Business Credits That Cut Your Tax Bill

Tax credits reduce the amount of tax you owe, whereas deductions lower your taxable income. There are several highly valued business tax credits you might not know about that could cut your tax bill.


By hiring employees who have consistently faced significant barriers to employment, your company may be eligible for the Work Opportunity Tax Credit. Generally, the credit equals 40% of the first $6,000 of wages paid to the qualifying employee, with a maximum credit of $2,400 per worker. You and your employee will need to complete a form to notify the IRS that you plan to claim this credit.


If your business operates in a designated empowerment zone (an economically depressed area as determined by the IRS), you may be eligible for a tax credit of up to $3,000 per employee. To qualify, the employee must complete most of their work in the empowerment zone for the employer, and their principal residence must also be in the designated zone.


To encourage small companies to provide health insurance to employees, the IRS offers the Small Business Health Care Tax Credit worth up to 50% of the cost you pay for employees’ premiums. There are several requirements for claiming this credit, including having fewer than 25 full-time equivalent employees and paying at least 50% of employees’ premium costs.


One of the numerous corporate tax breaks that came out of the COVID-19 legislation was the Employee Retention Credit. If your business was shut down by government orders or sustained decreased sales, but you continued to pay employees, you could be eligible for up to $21,000 in tax credits per employee for 2021. Although the eligible pay periods expired in September 2021, you can still file amended payroll tax returns to claim any credit you’re entitled to. The calculations for this credit are tedious so consult with your tax professional if you believe you qualify for the Employee Retention Credit.

Negotiating Post-Covid Benefits

As companies open again, employers may have discovered that a new normal may increase employee satisfaction and productivity. For example, remote work may have worked best for some, while others prefer the socialization of the workplace. Here are some things to consider:


Employees who have worked remotely for more than a year may be hesitant to return to the office full time, instead preferring a flexible or hybrid office schedule. If possible, offer employees the option to work from home a few days a week. This means your employees will be happier and it may allow you to reduce the footprint of your office space, saving your business money.


With employees requesting more flexibility, it might mean that perks — like an on-site gym or coffee bar — may not be valued as much by a workforce that doesn’t frequent the office.

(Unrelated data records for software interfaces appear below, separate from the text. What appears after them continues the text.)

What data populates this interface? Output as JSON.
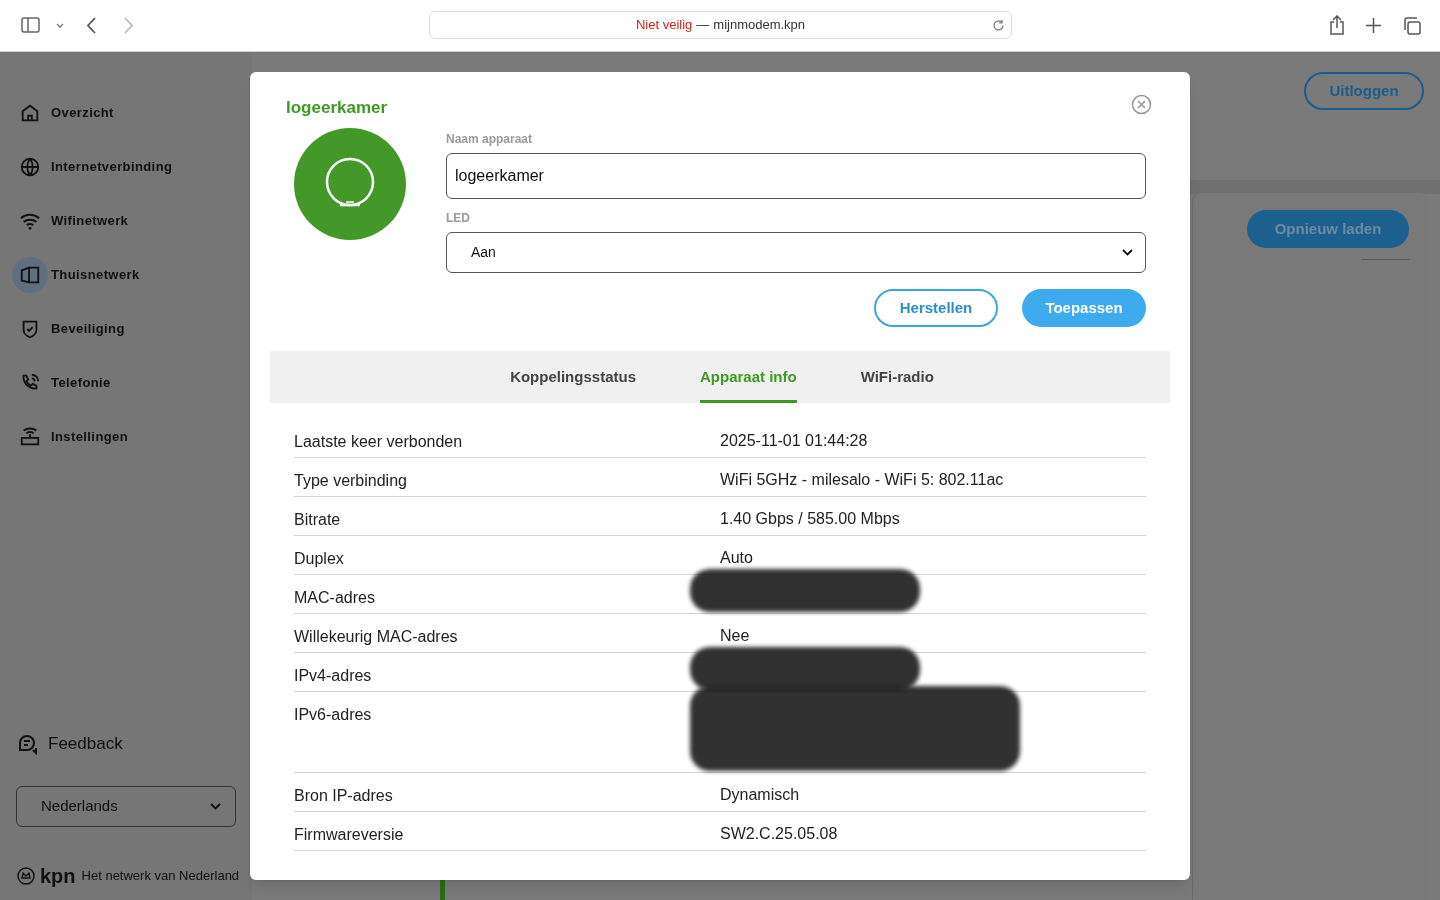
{
  "browser": {
    "url_warning": "Niet veilig",
    "url_separator": "—",
    "url": "mijnmodem.kpn"
  },
  "sidebar": {
    "items": [
      {
        "label": "Overzicht",
        "selected": false
      },
      {
        "label": "Internetverbinding",
        "selected": false
      },
      {
        "label": "Wifinetwerk",
        "selected": false
      },
      {
        "label": "Thuisnetwerk",
        "selected": true
      },
      {
        "label": "Beveiliging",
        "selected": false
      },
      {
        "label": "Telefonie",
        "selected": false
      },
      {
        "label": "Instellingen",
        "selected": false
      }
    ],
    "feedback": "Feedback",
    "language": "Nederlands",
    "brand": "kpn",
    "tagline": "Het netwerk van Nederland"
  },
  "background": {
    "logout_button": "Uitloggen",
    "reload_button": "Opnieuw laden"
  },
  "dialog": {
    "title": "logeerkamer",
    "name_field": {
      "label": "Naam apparaat",
      "value": "logeerkamer"
    },
    "led_field": {
      "label": "LED",
      "value": "Aan"
    },
    "buttons": [
      {
        "label": "Herstellen",
        "kind": "outline"
      },
      {
        "label": "Toepassen",
        "kind": "primary"
      }
    ],
    "tabs": [
      {
        "label": "Koppelingsstatus",
        "selected": false
      },
      {
        "label": "Apparaat info",
        "selected": true
      },
      {
        "label": "WiFi-radio",
        "selected": false
      }
    ],
    "rows": [
      {
        "label": "Laatste keer verbonden",
        "kind": "text",
        "values": [
          "2025-11-01 01:44:28"
        ]
      },
      {
        "label": "Type verbinding",
        "kind": "text",
        "values": [
          "WiFi 5GHz - milesalo - WiFi 5: 802.11ac"
        ]
      },
      {
        "label": "Bitrate",
        "kind": "text",
        "values": [
          "1.40 Gbps / 585.00 Mbps"
        ]
      },
      {
        "label": "Duplex",
        "kind": "text",
        "values": [
          "Auto"
        ]
      },
      {
        "label": "MAC-adres",
        "kind": "redacted"
      },
      {
        "label": "Willekeurig MAC-adres",
        "kind": "text",
        "values": [
          "Nee"
        ]
      },
      {
        "label": "IPv4-adres",
        "kind": "redacted"
      },
      {
        "label": "IPv6-adres",
        "kind": "redacted-tall"
      },
      {
        "label": "Bron IP-adres",
        "kind": "text",
        "values": [
          "Dynamisch"
        ]
      },
      {
        "label": "Firmwareversie",
        "kind": "text",
        "values": [
          "SW2.C.25.05.08"
        ]
      }
    ]
  }
}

Some employees may elect to give up these small perks to have a flexible work schedule.


It might be easy to fall into the trap of requiring more from remote employees because they no longer have to commute. Don’t expect them to substitute their former commute time with more working hours. Demanding hyper-productivity can lead to burnout, frustration and negativity that may cause hard-working employees to quit. Respect normal working hours and avoid meetings or phone calls outside of that time frame.

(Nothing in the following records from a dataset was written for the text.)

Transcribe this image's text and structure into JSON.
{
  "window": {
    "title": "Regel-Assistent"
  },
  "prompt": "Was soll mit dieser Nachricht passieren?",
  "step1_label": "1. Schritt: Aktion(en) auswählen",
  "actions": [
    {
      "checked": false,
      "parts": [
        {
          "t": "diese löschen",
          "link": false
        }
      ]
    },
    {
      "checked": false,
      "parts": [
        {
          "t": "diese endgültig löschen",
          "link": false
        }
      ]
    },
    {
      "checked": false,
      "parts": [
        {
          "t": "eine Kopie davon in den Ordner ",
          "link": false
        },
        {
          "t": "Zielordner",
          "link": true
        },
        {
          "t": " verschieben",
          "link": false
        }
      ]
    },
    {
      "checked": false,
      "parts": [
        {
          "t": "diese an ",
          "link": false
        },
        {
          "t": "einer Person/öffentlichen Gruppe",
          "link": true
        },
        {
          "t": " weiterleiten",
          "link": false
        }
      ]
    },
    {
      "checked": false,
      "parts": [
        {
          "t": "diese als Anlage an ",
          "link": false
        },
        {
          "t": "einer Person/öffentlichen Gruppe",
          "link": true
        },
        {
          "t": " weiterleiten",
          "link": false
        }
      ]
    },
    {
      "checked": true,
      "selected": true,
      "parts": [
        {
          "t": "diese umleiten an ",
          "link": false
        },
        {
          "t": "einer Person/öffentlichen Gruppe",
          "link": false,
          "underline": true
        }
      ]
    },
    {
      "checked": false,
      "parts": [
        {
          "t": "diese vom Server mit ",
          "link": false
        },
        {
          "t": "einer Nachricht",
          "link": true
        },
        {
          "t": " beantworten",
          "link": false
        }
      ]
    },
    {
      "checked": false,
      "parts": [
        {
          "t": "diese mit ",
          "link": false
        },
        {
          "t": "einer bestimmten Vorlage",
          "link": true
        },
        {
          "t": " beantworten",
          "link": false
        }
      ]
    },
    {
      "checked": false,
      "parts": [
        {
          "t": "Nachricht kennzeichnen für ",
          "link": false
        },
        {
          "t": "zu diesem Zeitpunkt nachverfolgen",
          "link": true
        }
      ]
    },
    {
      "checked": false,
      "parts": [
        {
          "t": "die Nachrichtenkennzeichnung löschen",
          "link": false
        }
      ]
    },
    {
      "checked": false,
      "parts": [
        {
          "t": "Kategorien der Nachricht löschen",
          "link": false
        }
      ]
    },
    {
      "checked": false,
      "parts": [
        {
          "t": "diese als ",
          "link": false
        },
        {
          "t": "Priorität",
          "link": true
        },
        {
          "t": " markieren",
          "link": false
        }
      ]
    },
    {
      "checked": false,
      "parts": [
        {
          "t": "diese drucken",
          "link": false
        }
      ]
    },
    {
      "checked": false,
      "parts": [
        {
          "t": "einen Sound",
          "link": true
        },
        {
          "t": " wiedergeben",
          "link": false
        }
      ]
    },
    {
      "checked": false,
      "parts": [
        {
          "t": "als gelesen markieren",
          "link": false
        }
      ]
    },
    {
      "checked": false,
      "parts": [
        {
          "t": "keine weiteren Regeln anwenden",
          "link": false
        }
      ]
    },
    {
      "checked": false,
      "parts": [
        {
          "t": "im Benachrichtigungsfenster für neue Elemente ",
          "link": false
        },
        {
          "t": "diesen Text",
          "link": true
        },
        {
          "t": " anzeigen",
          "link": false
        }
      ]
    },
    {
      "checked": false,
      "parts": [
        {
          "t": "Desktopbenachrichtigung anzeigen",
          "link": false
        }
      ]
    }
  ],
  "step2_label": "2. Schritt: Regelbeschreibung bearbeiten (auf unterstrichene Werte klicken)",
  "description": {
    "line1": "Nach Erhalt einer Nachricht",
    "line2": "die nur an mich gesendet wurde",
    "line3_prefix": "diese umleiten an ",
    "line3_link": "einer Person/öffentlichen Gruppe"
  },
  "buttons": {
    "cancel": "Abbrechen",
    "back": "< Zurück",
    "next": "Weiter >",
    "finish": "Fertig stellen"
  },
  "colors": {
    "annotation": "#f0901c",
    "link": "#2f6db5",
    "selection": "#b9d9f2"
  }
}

If you determine that you need your employees to return to the office, respect that some of them may have safety concerns.

Also acknowledge that returning to the office, after more than a year of remote work, will be an adjustment. Employees will need to acclimate to the high-stimulus environment of the worksite, with sounds and activity all around them. This can create sensory overload initially, so prepare for employees to ease back into the office. Every company is different and any changes need to work well for yours.